Not "spooky" enough for you? Try this. "We will whisper into the ear of the salesperson" - which means they hear it, but the customer doesn't - that the individual is not only on your website, but that he or she is on the page of a particular product.
So if you ever call a store, and the salesperson "coincidentally" mentions he can give you 5% off of just the brand of refrigerator you were looking for, Ifbyphone might be behind it.
Shapiro's goal is to do something he's "never had the privilege of doing before," which is to "create a brand that defines the market. We have an opportunity to create the voice-based marking automation space. And to brand it and to make it synonymous with Ifbyphone." Once this is achieved, he wants to give back. He tried the Ifbyphone technology in a number of different markets, and the one that gave him the most satisfaction was not one he knew how to build a sustainable company around: providing voice-based services for the blind. "So when we make it? Then we'll go back and have the opportunity to start participating in society with the things we're doing commercially."
For the time being, his company's core-values means that Shapiro wants to contribute to the society of Ifbyphone itself - its customers and its employees. "Our first core-value is that we will be the easiest company you've ever done business with.

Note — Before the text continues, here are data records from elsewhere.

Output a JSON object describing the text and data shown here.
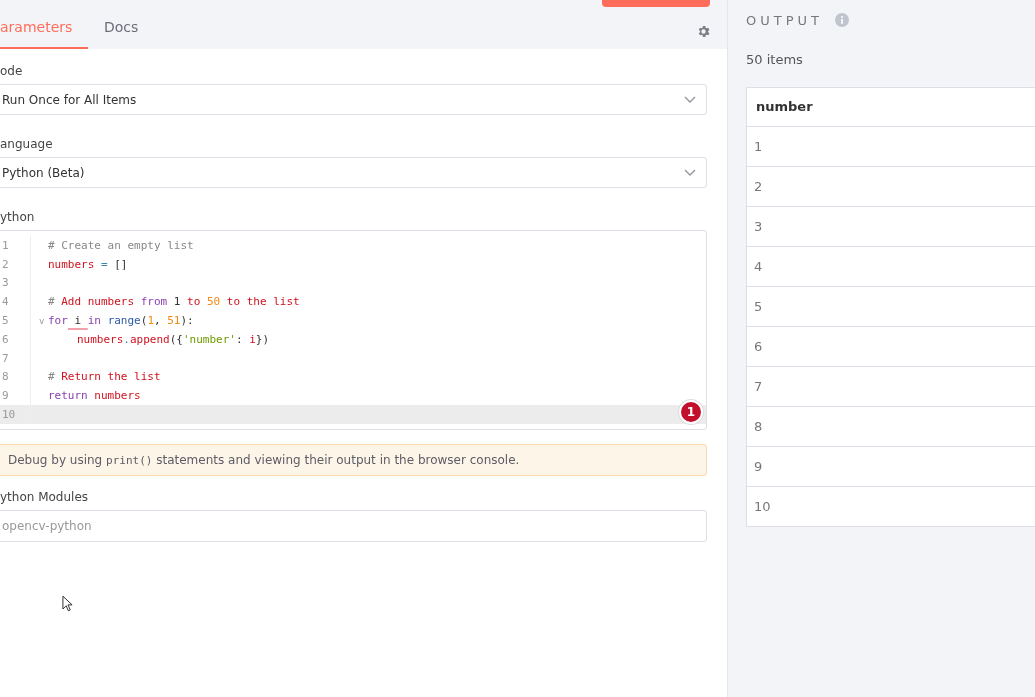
{
  "tabs": [
    {
      "label": "arameters",
      "selected": true
    },
    {
      "label": "Docs",
      "selected": false
    }
  ],
  "fields": [
    {
      "label": "ode",
      "kind": "select",
      "value": "Run Once for All Items"
    },
    {
      "label": "anguage",
      "kind": "select",
      "value": "Python (Beta)"
    }
  ],
  "editor": {
    "label": "ython",
    "badge": "1",
    "lines": [
      {
        "number": "1",
        "active": false,
        "indent": false,
        "tokens": [
          {
            "t": "# Create an empty list",
            "kind": "comment"
          }
        ]
      },
      {
        "number": "2",
        "active": false,
        "indent": false,
        "tokens": [
          {
            "t": "numbers",
            "kind": "var"
          },
          {
            "t": " = ",
            "kind": "op"
          },
          {
            "t": "[]",
            "kind": "plain"
          }
        ]
      },
      {
        "number": "3",
        "active": false
      },
      {
        "number": "4",
        "active": false,
        "indent": false,
        "tokens": [
          {
            "t": "# ",
            "kind": "comment"
          },
          {
            "t": "Add numbers ",
            "kind": "var"
          },
          {
            "t": "from ",
            "kind": "kw"
          },
          {
            "t": "1 ",
            "kind": "plain"
          },
          {
            "t": "to ",
            "kind": "var"
          },
          {
            "t": "50 ",
            "kind": "num"
          },
          {
            "t": "to the list",
            "kind": "var"
          }
        ]
      },
      {
        "number": "5",
        "active": false,
        "indent": false,
        "fold": "v",
        "tokens": [
          {
            "t": "for",
            "kind": "kw"
          },
          {
            "t": " i ",
            "kind": "flagged"
          },
          {
            "t": "in ",
            "kind": "kw"
          },
          {
            "t": "range",
            "kind": "fn"
          },
          {
            "t": "(",
            "kind": "plain"
          },
          {
            "t": "1",
            "kind": "num"
          },
          {
            "t": ", ",
            "kind": "plain"
          },
          {
            "t": "51",
            "kind": "num"
          },
          {
            "t": "):",
            "kind": "plain"
          }
        ]
      },
      {
        "number": "6",
        "active": false,
        "indent": true,
        "tokens": [
          {
            "t": "numbers",
            "kind": "var"
          },
          {
            "t": ".",
            "kind": "op"
          },
          {
            "t": "append",
            "kind": "var"
          },
          {
            "t": "({",
            "kind": "plain"
          },
          {
            "t": "'number'",
            "kind": "str"
          },
          {
            "t": ": ",
            "kind": "plain"
          },
          {
            "t": "i",
            "kind": "var"
          },
          {
            "t": "})",
            "kind": "plain"
          }
        ]
      },
      {
        "number": "7",
        "active": false
      },
      {
        "number": "8",
        "active": false,
        "indent": false,
        "tokens": [
          {
            "t": "# ",
            "kind": "comment"
          },
          {
            "t": "Return the list",
            "kind": "var"
          }
        ]
      },
      {
        "number": "9",
        "active": false,
        "indent": false,
        "tokens": [
          {
            "t": "return ",
            "kind": "kw"
          },
          {
            "t": "numbers",
            "kind": "var"
          }
        ]
      },
      {
        "number": "10",
        "active": true
      }
    ]
  },
  "notice": {
    "before": "Debug by using ",
    "code": "print()",
    "after": " statements and viewing their output in the browser console."
  },
  "modules": {
    "label": "ython Modules",
    "placeholder": "opencv-python"
  },
  "output": {
    "title": "OUTPUT",
    "count": "50 items",
    "column": "number",
    "rows": [
      "1",
      "2",
      "3",
      "4",
      "5",
      "6",
      "7",
      "8",
      "9",
      "10"
    ]
  }
}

We will be the best company our employees have ever worked at. And we have to do both. You can't build a great company on the backs of your employees. If you beat the crap out of your employees, you can't expect them to treat your customers right."
And treat them right he does. The offices in their new, LEED-certified building are airy and spacious, complete with lounge and recreation areas as much as it has conference and "think" rooms. The kitchen has free drinks, and the break room offers weary workers an Xbox, ping-pong table, and even a miniature putting green. White dry-erase boards cover many of the walls, allowing creativity to flow at a moment's notice. "Acoustic clouds" absorb excess echo above the phone stations of sales and marketing employees, and a suit of armor stands silently in the middle of a room.
"That's Manuel. Our head of user-interfaces has two degrees from Northwestern, one in engineering and one in music. He toured after college for two years in a band, and took [Manuel] with them to all their gigs."
If Shapiro seems willing to spare no expense for the sake of a happy working environment, he also knows where to draw the line. "We don't put money into the corporate kinda stuff. We put money into large-screen computers, technology, into an open office space. That's what counts."
The table tops? He says, wrapping his knuckle against one. "All Formica."
Copyright 2011 / Megan E. Doherty / TINC Magazine: Technology Industry News